Information given ::
::::::::

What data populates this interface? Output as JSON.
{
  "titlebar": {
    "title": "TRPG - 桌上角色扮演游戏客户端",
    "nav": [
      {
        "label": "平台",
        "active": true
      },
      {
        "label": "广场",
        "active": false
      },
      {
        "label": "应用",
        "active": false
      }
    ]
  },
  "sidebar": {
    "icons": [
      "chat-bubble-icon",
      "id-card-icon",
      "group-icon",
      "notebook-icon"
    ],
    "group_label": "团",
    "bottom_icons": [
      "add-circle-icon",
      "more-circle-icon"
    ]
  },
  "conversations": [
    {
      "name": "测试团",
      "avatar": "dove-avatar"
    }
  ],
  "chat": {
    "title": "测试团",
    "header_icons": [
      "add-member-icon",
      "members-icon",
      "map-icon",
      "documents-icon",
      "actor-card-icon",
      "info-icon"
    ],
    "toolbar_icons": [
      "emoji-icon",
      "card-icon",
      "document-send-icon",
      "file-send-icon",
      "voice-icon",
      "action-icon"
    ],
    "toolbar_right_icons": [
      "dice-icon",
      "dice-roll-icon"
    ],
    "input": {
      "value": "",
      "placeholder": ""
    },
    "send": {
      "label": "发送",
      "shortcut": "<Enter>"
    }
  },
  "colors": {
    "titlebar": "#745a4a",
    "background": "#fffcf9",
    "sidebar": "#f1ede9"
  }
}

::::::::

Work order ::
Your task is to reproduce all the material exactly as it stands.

Result of this task ::
What data populates this interface? Output as JSON.
{
  "titlebar": {
    "title": "TRPG - 桌上角色扮演游戏客户端",
    "nav": [
      {
        "label": "平台",
        "active": true
      },
      {
        "label": "广场",
        "active": false
      },
      {
        "label": "应用",
        "active": false
      }
    ]
  },
  "sidebar": {
    "icons": [
      "chat-bubble-icon",
      "id-card-icon",
      "group-icon",
      "notebook-icon"
    ],
    "group_label": "团",
    "bottom_icons": [
      "add-circle-icon",
      "more-circle-icon"
    ]
  },
  "conversations": [
    {
      "name": "测试团",
      "avatar": "dove-avatar"
    }
  ],
  "chat": {
    "title": "测试团",
    "header_icons": [
      "add-member-icon",
      "members-icon",
      "map-icon",
      "documents-icon",
      "actor-card-icon",
      "info-icon"
    ],
    "toolbar_icons": [
      "emoji-icon",
      "card-icon",
      "document-send-icon",
      "file-send-icon",
      "voice-icon",
      "action-icon"
    ],
    "toolbar_right_icons": [
      "dice-icon",
      "dice-roll-icon"
    ],
    "input": {
      "value": "",
      "placeholder": ""
    },
    "send": {
      "label": "发送",
      "shortcut": "<Enter>"
    }
  },
  "colors": {
    "titlebar": "#745a4a",
    "background": "#fffcf9",
    "sidebar": "#f1ede9"
  }
}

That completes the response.